4.APIs accelerate Marketing Automation but surge bot rates too

“A study by Incapsula suggests 61.5% of all website traffic is now generated by bots. The security firm said that was a 21% rise on last year’s figure of 51%; however, Activity by ‘good bots,’ it added, had grown by 55% over the year.”

The trend will continue because marketing automation with artificial intelligence is gathering momentum and content networks and providers are giving access to their data via open APIs.

5.The direct messaging industry is poised for disruption or consolidation

Snapchat, WhatsApp, Blackberry Messenger (BBM), Twitter Direct Message, and Facebook Messenger process over ten billion direct messages every day. However, none of these has managed to determine their monetisation model, which means consolidation is inevitable. Biggies like Facebook and Twitter in particular are trying to spread their wing in this sector.

6.Bitcoin or virtual currency will become mainstream

Recent developments in the virtual currency industry are:

1) Bitcoin is trading at $1,000 after Zynga announced that they will take Bitcoin as formal currency to sell their products or games.

2) Many companies are already following the Bitcoin success story and launching their own currency such as “a new Bitcoin-like virtual currency inspired by rapper Kanye West is set to be launched, and has been named “Coinye West”. Kanye West is not involved and has yet to comment on its inception. It will follow in the footsteps of “Dogecoin”, another virtual currency based on the popular Doge meme.”

3) Amazon and Facebook are pondering their own currency too! Overall, 2014 will see virtual currencies become mainstream!

4) National government such as Singapore Tax Authorities (IRAS) Recognise Bitcoin;

Apple, Facebook and Beyoncé provide the first real social commerce case study

On 12Dec Beyoncé released her new album exclusively on iTunes without any hype or pre-release marketing.

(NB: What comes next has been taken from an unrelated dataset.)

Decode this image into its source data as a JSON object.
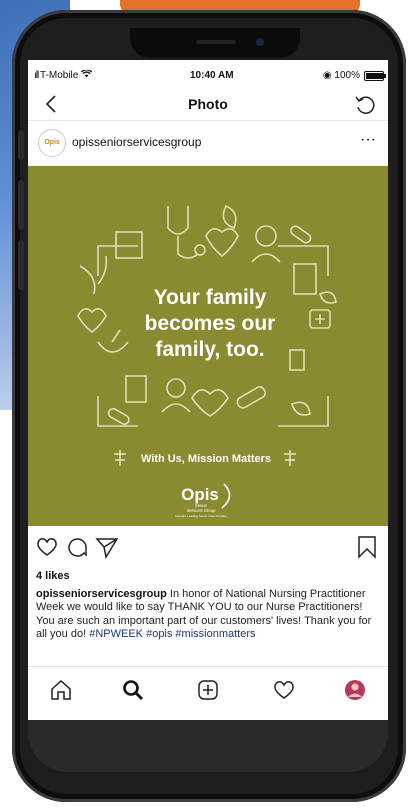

The announcement came on Instagram when Beyoncé released a fifteen-second video showing clips of her new album, followed by a Facebook post with a link to the iTunes page to download songs and videos.

Surprise!

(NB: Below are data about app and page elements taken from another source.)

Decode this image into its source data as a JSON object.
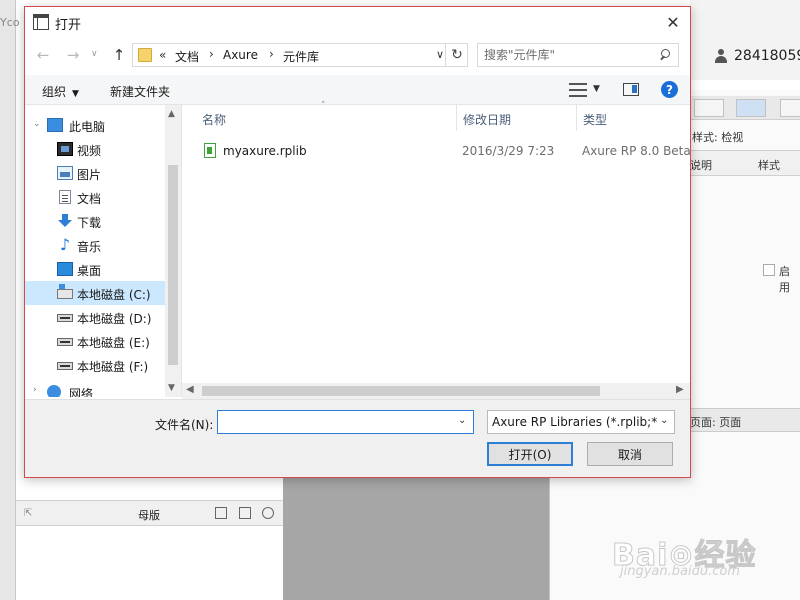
{
  "background": {
    "top_left_fragment": "Yco",
    "user_number": "28418059",
    "right_panel": {
      "inspect_label": "样式: 检视",
      "col_desc": "说明",
      "col_style": "样式",
      "enable_label": "启用",
      "page_label": "页面: 页面"
    },
    "master_panel": {
      "title": "母版"
    },
    "watermark": {
      "brand": "Bai⊙经验",
      "url": "jingyan.baidu.com"
    }
  },
  "dialog": {
    "title": "打开",
    "close_symbol": "✕",
    "nav": {
      "back": "←",
      "forward": "→",
      "up": "↑",
      "dropdown": "∨"
    },
    "address": {
      "overflow": "«",
      "crumbs": [
        "文档",
        "Axure",
        "元件库"
      ],
      "separator": "›",
      "dropdown": "∨",
      "refresh": "↻"
    },
    "search": {
      "placeholder": "搜索\"元件库\""
    },
    "commands": {
      "organize": "组织",
      "new_folder": "新建文件夹",
      "help": "?"
    },
    "nav_pane": [
      {
        "label": "此电脑",
        "icon": "pc-icon"
      },
      {
        "label": "视频",
        "icon": "video-icon"
      },
      {
        "label": "图片",
        "icon": "picture-icon"
      },
      {
        "label": "文档",
        "icon": "document-icon"
      },
      {
        "label": "下载",
        "icon": "download-icon"
      },
      {
        "label": "音乐",
        "icon": "music-icon"
      },
      {
        "label": "桌面",
        "icon": "desktop-icon"
      },
      {
        "label": "本地磁盘 (C:)",
        "icon": "drive-c-icon",
        "selected": true
      },
      {
        "label": "本地磁盘 (D:)",
        "icon": "drive-icon"
      },
      {
        "label": "本地磁盘 (E:)",
        "icon": "drive-icon"
      },
      {
        "label": "本地磁盘 (F:)",
        "icon": "drive-icon"
      },
      {
        "label": "网络",
        "icon": "network-icon"
      }
    ],
    "columns": {
      "name": "名称",
      "modified": "修改日期",
      "type": "类型"
    },
    "files": [
      {
        "name": "myaxure.rplib",
        "modified": "2016/3/29 7:23",
        "type": "Axure RP 8.0 Beta"
      }
    ],
    "filename": {
      "label": "文件名(N):",
      "value": ""
    },
    "filetype": {
      "selected": "Axure RP Libraries (*.rplib;*.r"
    },
    "buttons": {
      "open": "打开(O)",
      "cancel": "取消"
    }
  },
  "colors": {
    "accent": "#2d7fd6",
    "dialog_border": "#d24a4a",
    "selection": "#cce8ff"
  }
}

A post shared by Beyoncé (@beyonce) on

Without a doubt, within seconds of the announcement the whole social media world erupted with a buzz around the new album and iTunes crashed due to overwhelming demand for her music.
https://twitter.com/ShreyaMehta_/status/411475919136915456

Everyone from the media to fellow celebrities jumped on the bandwagon to endorse the star and so get more eyeballs on their respective profiles and websites.

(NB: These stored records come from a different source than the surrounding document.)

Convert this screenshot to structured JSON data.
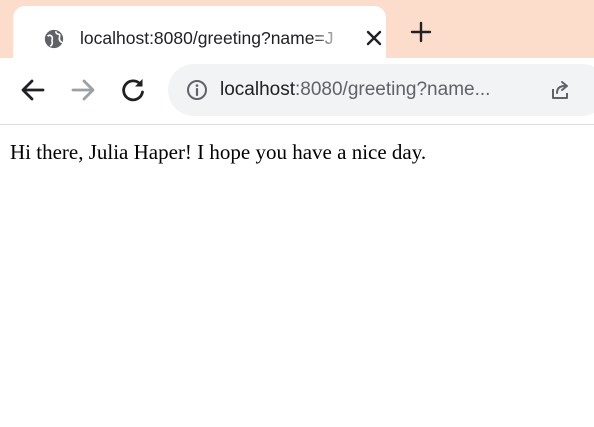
{
  "tab": {
    "title": "localhost:8080/greeting?name=J",
    "favicon": "globe-icon",
    "close_icon": "close-icon"
  },
  "tabstrip": {
    "new_tab_icon": "plus-icon",
    "background_color": "#fcdcca"
  },
  "toolbar": {
    "back_icon": "arrow-left-icon",
    "forward_icon": "arrow-right-icon",
    "reload_icon": "reload-icon"
  },
  "omnibox": {
    "info_icon": "info-icon",
    "url_host": "localhost",
    "url_rest": ":8080/greeting?name...",
    "share_icon": "share-icon"
  },
  "page": {
    "greeting": "Hi there, Julia Haper! I hope you have a nice day."
  }
}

Fans too went crazy about the surprise gift for them just before Christmas from their favourite artist. They were in awe of the subtleness of this launch with no advertising and hoopla. In fact even Beyoncé critics were forced to accept this genius marketing move and were full of praise.


What does this mean for digital marketers and social commerce?

Apple (iTunes) and Facebook (Instagram), with Beyoncé, have given us the first pure social commerce case study, as this whole experience, from announcing her new album on Instagram & Facebook and releasing it on iTunes with an eruption of follow up word of mouth buzz on Twitter, did not use any traditional means of selling products and services. And yet it managed to:

1) Supersede traditional marketing channels such as newspapers, magazines, music blogs, radios and online advertising.

2) Bypass traditional commerce channels that force you to register your personal and payment details before the transaction.

3) Be a real time experience with ubiquitous accessibility and capture pre-holiday impulse buying.

I know, these are early days for social commerce, as Beyoncé is already a world famous artist, and getting huge attention on social media and exclusive deals with iTunes have made this release an overnight sensation.

And, there is strong possibility that Tim Cook and Mark Zuckerberg, along with Jay-Z, put together a deal behind the scenes in order to put Instagram and iTunes on the social commerce map, but this experience has been a lesson to digital marketers on the future of commerce, where on demand accessibility with a personal touch will define product and service monetisation, and traditional means of expensive and cumbersome advertising and transactions will have no place.